> [What the task requires] Everything below from the line with "Give me the" to the last line, both included, is to be written out exactly, with nothing added.

> [Source information]
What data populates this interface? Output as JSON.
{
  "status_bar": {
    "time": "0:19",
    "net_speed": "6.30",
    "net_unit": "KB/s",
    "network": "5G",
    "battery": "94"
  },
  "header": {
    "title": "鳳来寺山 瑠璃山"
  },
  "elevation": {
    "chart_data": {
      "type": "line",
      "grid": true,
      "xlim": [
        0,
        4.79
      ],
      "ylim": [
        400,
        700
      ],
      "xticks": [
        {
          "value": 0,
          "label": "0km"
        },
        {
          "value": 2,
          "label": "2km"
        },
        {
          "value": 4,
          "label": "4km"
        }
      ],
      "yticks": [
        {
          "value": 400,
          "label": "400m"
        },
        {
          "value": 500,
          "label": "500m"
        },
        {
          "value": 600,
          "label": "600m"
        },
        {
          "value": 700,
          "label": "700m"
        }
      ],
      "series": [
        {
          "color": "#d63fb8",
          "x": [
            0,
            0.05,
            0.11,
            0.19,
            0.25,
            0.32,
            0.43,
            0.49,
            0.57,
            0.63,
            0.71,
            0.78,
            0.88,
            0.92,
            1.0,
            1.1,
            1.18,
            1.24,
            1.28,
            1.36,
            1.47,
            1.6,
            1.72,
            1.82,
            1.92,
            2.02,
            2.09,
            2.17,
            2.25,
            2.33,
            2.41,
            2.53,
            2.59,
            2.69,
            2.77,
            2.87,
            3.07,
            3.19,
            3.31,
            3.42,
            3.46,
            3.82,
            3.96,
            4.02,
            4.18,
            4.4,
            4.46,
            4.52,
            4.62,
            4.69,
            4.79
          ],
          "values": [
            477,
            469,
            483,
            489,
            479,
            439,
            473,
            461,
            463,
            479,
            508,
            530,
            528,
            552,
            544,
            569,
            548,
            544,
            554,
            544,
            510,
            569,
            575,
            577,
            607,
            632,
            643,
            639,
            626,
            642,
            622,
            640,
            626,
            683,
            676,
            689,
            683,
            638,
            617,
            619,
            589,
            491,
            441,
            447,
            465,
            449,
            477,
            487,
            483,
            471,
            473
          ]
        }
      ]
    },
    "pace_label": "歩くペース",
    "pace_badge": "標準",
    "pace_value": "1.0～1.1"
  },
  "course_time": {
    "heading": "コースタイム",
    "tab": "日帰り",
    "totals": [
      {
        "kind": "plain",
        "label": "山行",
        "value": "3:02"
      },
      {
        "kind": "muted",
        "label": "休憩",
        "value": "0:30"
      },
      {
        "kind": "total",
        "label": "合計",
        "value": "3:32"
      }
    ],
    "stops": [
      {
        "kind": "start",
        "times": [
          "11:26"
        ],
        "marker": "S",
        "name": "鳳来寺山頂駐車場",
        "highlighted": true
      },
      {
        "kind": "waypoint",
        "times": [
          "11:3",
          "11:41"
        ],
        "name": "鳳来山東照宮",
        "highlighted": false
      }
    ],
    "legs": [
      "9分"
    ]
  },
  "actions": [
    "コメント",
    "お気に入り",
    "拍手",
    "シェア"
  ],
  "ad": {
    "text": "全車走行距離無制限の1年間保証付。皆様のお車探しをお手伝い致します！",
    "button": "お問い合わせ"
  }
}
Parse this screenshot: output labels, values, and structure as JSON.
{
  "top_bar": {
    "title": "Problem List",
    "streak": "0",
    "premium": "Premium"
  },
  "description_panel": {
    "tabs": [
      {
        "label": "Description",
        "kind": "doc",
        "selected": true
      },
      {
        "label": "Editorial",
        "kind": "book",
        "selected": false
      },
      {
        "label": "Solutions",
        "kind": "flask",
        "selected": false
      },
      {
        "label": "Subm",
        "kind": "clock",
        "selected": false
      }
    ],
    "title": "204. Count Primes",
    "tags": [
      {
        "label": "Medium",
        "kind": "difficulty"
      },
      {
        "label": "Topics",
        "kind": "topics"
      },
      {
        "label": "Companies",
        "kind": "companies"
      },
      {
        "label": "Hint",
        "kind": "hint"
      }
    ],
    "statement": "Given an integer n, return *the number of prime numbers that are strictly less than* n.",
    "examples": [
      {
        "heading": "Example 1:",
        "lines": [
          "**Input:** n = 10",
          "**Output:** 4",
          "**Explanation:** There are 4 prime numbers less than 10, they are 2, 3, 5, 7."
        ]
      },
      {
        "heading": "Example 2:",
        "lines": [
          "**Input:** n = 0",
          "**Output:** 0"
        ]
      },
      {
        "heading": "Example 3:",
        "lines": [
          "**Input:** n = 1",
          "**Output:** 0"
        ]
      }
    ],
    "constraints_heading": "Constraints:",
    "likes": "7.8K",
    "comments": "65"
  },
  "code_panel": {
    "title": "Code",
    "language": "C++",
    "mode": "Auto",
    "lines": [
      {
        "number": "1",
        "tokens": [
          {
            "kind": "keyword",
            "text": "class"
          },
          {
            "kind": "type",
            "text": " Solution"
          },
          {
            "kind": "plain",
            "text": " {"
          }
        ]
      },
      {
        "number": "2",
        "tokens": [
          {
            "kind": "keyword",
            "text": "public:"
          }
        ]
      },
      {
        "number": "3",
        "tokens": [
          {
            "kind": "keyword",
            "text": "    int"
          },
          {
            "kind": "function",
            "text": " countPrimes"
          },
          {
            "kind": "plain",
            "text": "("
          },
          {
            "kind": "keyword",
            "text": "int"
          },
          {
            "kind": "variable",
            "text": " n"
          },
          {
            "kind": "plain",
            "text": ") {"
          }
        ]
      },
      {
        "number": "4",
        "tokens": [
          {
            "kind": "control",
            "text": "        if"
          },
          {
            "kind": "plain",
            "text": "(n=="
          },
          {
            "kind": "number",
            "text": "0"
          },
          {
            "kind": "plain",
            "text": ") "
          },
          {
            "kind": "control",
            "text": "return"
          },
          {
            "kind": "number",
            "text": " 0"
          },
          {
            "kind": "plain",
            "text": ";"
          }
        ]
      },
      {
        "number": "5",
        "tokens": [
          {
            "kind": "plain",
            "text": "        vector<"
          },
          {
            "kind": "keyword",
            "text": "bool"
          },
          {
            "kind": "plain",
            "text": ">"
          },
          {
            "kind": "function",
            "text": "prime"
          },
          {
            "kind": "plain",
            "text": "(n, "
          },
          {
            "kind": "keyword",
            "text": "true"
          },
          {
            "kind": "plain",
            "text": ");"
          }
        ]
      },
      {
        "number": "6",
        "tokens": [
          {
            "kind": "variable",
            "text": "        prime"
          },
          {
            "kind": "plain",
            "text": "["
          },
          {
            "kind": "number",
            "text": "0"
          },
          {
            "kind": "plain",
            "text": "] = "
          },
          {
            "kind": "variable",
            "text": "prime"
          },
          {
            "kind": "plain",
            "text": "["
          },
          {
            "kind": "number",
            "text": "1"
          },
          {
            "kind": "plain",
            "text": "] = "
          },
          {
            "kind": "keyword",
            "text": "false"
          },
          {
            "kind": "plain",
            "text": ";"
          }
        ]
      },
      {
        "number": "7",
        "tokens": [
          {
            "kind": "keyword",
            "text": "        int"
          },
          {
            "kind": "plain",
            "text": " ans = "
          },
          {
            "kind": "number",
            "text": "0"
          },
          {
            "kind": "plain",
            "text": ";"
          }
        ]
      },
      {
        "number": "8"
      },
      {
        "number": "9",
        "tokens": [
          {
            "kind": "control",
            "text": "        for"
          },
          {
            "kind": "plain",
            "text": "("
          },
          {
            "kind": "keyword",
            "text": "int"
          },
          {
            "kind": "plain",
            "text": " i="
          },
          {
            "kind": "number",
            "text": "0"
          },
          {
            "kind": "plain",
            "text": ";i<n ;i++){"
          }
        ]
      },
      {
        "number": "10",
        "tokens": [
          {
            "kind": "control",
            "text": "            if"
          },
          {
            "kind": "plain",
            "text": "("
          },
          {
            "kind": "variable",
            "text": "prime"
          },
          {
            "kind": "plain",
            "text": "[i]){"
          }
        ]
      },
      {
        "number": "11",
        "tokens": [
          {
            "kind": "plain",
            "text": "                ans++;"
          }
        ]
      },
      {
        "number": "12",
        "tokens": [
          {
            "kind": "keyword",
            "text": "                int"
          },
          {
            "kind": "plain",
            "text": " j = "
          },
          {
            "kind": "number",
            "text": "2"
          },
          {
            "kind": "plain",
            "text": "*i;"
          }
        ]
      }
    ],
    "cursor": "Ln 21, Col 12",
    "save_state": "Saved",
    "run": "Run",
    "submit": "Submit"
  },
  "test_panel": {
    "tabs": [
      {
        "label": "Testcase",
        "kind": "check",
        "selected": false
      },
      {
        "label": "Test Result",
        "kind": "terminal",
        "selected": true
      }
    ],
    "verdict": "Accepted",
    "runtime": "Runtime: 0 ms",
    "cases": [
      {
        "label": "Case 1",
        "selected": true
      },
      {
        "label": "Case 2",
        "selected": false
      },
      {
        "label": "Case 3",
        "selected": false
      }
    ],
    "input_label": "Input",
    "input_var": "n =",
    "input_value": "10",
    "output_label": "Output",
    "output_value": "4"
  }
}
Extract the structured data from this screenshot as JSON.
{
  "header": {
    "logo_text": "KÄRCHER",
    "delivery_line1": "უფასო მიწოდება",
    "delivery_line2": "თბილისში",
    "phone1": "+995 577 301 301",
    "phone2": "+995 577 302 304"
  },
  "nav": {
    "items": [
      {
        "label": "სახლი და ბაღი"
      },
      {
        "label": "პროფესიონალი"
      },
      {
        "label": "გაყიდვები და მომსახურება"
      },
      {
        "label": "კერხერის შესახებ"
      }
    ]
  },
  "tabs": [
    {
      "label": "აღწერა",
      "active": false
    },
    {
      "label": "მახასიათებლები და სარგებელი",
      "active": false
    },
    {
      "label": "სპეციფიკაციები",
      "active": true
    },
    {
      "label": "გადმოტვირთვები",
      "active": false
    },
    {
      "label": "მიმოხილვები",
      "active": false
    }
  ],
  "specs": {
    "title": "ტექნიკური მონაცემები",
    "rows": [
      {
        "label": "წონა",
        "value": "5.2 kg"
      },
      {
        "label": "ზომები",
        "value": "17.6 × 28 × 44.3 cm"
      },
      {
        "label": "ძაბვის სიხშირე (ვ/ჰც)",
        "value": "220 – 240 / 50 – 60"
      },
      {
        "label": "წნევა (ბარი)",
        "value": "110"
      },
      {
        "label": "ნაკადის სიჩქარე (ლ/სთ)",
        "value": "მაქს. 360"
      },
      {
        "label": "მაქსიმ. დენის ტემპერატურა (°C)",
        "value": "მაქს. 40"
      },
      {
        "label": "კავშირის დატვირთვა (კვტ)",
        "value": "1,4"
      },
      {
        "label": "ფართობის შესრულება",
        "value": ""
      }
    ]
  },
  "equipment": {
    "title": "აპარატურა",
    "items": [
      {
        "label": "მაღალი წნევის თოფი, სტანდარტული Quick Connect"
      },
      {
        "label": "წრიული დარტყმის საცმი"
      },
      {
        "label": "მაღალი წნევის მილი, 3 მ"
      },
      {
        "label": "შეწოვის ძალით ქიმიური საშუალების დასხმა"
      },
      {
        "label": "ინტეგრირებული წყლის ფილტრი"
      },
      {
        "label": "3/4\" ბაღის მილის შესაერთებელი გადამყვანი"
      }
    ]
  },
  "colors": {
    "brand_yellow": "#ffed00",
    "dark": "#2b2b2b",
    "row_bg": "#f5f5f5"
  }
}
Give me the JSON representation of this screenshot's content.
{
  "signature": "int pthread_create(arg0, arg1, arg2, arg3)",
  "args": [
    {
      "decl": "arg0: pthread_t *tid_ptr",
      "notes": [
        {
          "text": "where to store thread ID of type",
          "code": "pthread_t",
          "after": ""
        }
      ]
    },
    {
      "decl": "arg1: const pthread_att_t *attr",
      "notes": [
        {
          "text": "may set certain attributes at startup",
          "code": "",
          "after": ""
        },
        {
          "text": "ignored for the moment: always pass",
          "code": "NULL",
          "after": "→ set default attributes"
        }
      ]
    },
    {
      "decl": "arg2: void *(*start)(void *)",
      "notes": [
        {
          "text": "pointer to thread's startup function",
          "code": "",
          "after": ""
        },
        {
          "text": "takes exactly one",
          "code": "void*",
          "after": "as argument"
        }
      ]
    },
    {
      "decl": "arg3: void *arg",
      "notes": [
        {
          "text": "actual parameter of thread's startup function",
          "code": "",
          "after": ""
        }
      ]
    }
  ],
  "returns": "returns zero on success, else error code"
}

> [Task answer]
Give me the JSON representation of this screenshot's content.
{
  "signature": "int pthread_create(arg0, arg1, arg2, arg3)",
  "args": [
    {
      "decl": "arg0: pthread_t *tid_ptr",
      "notes": [
        {
          "text": "where to store thread ID of type",
          "code": "pthread_t",
          "after": ""
        }
      ]
    },
    {
      "decl": "arg1: const pthread_att_t *attr",
      "notes": [
        {
          "text": "may set certain attributes at startup",
          "code": "",
          "after": ""
        },
        {
          "text": "ignored for the moment: always pass",
          "code": "NULL",
          "after": "→ set default attributes"
        }
      ]
    },
    {
      "decl": "arg2: void *(*start)(void *)",
      "notes": [
        {
          "text": "pointer to thread's startup function",
          "code": "",
          "after": ""
        },
        {
          "text": "takes exactly one",
          "code": "void*",
          "after": "as argument"
        }
      ]
    },
    {
      "decl": "arg3: void *arg",
      "notes": [
        {
          "text": "actual parameter of thread's startup function",
          "code": "",
          "after": ""
        }
      ]
    }
  ],
  "returns": "returns zero on success, else error code"
}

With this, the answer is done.